12 novembre 2019
Philippe Bocquier (DEMO/UCLouvain), Carren Ginsburg,
Ashira Menashe-Oren (DEMO/UCLouvain),
Yacouba Compaoré (DEMO/UCLouvain), Mark Collinson
The Crucial Role of Siblings on Child Survival: Evidence from 29 Health and Demographic Surveillance Systems in sub-Saharan Africa

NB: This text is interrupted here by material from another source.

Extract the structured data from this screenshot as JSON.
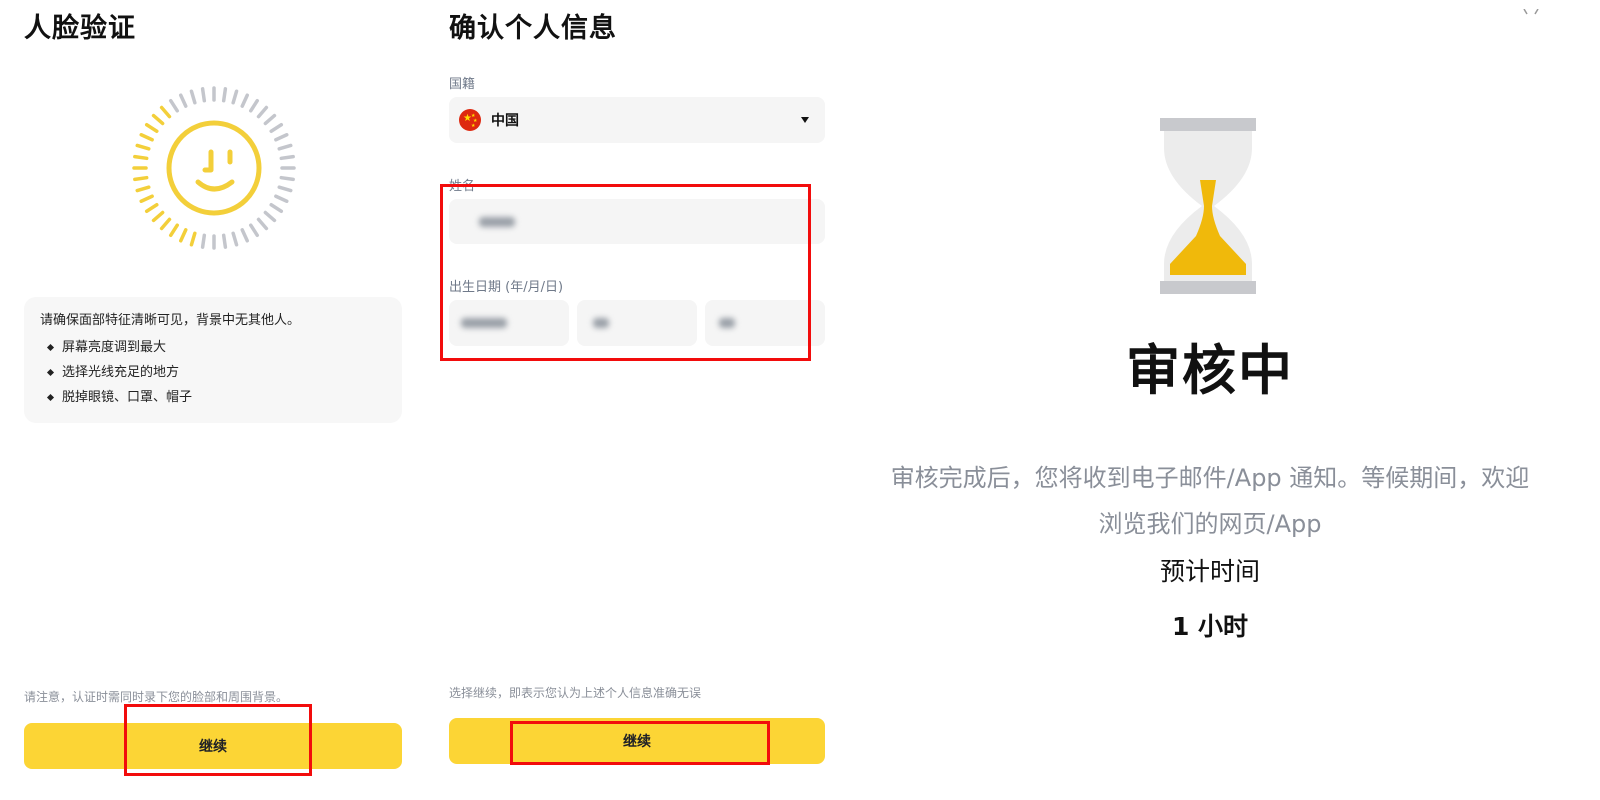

There is a considerable body of research on the effects of siblings on child mortality through birth. Yet this research commonly focuses on older siblings. We argue that birth intervals with younger siblings may have equal or stronger effects on child mortality, even while the mother is pregnant. Moreover, we contend that birth interval effects need to be considered only when siblings are co-resident. Using longitudinal data from 29 Health and Demographic Surveillance Systems across sub-Saharan Africa, covering over 560,000 children, we examine the role of siblings on child mortality. We find that a minimum 24 month birth interval is advantageous with both older and younger siblings. The effect of a younger sibling is in addition to older siblings, and child mortality is particularly high during a mother’s pregnancy. Moreover we find that when a mother or sibling is absent from the household there is a higher risk of mortality, and death of either reduces child survival even up to six months before the death. These findings can be used to optimise child survival in sub-Saharan Africa, where child mortality is still relatively high.